WORK TO COMPLETE: The response should contain only those lines of the entries below that include the string "JSON".

DATA LISTING:
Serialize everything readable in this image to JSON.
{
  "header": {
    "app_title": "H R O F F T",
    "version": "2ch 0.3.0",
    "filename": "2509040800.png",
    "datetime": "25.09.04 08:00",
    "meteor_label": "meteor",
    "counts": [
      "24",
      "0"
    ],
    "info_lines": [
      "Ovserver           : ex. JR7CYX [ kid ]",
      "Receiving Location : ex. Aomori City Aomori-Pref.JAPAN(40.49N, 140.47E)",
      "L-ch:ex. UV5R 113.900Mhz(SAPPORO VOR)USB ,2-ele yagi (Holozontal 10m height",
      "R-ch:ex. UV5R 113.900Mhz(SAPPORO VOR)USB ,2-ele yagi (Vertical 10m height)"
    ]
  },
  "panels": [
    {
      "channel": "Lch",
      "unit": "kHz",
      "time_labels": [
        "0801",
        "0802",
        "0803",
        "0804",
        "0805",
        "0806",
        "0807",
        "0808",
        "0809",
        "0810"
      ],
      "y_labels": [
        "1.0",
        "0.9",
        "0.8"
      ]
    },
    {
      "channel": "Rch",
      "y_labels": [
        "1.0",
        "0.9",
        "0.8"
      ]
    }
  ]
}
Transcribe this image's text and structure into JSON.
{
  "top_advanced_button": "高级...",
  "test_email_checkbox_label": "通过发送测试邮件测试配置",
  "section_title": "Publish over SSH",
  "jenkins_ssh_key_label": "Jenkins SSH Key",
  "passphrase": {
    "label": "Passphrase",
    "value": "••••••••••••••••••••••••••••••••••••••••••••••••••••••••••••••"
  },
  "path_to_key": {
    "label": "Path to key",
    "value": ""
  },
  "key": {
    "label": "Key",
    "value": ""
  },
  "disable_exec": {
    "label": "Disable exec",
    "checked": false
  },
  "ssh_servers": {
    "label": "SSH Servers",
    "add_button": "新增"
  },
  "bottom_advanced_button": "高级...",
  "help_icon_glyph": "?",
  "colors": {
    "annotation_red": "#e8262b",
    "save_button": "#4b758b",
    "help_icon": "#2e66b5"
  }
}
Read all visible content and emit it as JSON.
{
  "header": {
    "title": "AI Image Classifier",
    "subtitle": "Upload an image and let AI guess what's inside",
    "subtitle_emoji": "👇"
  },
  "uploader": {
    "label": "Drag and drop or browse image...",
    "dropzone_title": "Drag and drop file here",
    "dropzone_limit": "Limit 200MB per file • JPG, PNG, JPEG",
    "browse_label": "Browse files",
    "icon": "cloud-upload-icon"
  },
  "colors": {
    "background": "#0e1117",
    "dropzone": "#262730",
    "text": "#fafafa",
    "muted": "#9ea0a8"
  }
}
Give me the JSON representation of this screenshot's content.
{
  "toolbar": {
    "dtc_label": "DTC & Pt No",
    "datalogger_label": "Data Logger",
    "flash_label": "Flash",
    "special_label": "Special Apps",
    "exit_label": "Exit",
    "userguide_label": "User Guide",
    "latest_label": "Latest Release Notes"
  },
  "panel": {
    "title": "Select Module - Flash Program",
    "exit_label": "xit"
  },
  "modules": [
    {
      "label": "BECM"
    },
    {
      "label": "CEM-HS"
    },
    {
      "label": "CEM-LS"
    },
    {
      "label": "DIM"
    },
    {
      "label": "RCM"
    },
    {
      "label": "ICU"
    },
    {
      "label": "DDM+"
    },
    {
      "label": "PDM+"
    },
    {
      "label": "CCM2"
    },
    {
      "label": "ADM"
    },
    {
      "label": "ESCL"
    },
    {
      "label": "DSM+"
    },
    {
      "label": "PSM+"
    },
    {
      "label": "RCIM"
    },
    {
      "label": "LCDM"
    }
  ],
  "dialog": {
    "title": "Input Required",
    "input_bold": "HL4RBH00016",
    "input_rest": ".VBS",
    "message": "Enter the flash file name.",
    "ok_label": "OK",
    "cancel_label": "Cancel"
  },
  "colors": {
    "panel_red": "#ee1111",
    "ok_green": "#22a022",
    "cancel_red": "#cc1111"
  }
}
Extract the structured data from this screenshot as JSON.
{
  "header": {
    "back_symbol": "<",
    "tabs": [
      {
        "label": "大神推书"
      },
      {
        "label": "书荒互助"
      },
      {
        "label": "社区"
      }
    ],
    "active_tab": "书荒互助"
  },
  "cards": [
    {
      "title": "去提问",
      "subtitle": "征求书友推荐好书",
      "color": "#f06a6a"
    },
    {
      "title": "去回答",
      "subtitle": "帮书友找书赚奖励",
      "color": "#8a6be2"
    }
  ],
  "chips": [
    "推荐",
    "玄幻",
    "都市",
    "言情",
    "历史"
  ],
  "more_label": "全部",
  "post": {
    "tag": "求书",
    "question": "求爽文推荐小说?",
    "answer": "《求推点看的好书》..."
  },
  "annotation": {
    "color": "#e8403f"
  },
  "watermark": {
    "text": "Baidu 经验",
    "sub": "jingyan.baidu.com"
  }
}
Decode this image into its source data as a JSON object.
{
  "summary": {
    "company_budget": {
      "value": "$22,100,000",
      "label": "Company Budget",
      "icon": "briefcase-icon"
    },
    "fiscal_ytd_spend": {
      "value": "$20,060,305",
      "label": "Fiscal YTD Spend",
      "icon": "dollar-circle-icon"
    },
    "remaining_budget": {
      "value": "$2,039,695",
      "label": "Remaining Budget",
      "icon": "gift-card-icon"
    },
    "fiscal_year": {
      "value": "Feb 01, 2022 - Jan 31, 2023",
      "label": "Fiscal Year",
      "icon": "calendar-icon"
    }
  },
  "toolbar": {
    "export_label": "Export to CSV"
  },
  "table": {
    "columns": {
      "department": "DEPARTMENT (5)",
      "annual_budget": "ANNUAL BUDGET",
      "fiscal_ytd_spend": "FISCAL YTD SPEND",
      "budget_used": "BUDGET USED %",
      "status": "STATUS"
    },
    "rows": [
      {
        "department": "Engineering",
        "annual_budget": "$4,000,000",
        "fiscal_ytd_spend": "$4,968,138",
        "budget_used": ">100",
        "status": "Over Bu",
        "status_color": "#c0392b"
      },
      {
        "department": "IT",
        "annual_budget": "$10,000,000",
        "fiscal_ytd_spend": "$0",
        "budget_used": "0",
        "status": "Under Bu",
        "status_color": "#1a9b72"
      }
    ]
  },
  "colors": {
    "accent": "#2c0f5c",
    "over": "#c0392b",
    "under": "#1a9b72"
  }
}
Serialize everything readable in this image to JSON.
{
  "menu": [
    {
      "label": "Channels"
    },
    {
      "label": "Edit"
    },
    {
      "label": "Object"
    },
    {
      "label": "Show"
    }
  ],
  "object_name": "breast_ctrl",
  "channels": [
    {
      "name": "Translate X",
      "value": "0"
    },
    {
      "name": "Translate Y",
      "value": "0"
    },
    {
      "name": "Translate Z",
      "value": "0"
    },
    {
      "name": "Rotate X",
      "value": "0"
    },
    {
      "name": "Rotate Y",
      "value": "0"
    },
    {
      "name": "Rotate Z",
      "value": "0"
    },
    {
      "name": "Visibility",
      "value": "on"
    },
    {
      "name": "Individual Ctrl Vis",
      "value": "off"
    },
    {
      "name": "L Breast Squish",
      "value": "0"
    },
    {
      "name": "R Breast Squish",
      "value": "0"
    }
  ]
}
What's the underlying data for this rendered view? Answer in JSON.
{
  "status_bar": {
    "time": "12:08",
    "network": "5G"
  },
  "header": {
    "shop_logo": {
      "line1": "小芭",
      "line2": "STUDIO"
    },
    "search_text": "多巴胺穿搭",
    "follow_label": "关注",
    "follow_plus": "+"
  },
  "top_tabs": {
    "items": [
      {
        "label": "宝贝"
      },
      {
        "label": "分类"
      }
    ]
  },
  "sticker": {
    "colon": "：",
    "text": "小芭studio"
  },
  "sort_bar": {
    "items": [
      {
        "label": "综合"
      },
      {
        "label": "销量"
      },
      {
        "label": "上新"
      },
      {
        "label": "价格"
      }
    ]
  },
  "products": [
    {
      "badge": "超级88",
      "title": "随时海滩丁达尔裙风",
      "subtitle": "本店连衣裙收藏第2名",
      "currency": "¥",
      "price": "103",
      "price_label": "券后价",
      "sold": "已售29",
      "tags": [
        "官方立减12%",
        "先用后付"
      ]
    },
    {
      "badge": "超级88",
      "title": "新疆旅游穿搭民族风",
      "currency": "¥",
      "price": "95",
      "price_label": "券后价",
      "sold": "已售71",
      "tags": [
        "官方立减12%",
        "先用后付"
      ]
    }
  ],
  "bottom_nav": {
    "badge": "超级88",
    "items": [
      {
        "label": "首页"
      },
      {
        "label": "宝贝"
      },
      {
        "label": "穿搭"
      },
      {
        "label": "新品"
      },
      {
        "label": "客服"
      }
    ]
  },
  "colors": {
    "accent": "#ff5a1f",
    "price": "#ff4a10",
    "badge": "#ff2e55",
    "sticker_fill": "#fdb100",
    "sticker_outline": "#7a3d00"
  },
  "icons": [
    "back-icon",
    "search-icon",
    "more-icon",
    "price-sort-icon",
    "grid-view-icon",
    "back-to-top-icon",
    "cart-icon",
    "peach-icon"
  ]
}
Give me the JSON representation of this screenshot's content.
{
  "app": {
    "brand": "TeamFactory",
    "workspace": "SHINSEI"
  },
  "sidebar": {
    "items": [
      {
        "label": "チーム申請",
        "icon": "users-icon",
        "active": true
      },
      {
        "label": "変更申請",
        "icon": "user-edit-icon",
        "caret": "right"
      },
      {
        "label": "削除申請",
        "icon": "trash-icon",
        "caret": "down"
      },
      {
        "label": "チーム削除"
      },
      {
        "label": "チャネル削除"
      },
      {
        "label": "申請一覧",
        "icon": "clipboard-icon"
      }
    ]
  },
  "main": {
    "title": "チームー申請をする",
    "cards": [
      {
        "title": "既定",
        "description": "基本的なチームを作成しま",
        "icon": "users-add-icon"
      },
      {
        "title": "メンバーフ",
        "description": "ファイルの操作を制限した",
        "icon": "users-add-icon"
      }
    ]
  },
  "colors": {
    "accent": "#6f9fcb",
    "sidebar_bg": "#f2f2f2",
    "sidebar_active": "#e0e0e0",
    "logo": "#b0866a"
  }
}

TASK ANSWER:
Serialize everything readable in this image to JSON.
Transcribe this image's text and structure into JSON.
Read all visible content and emit it as JSON.
Give me the JSON representation of this screenshot's content.
Extract the structured data from this screenshot as JSON.
Decode this image into its source data as a JSON object.
Serialize everything readable in this image to JSON.
What's the underlying data for this rendered view? Answer in JSON.
Give me the JSON representation of this screenshot's content.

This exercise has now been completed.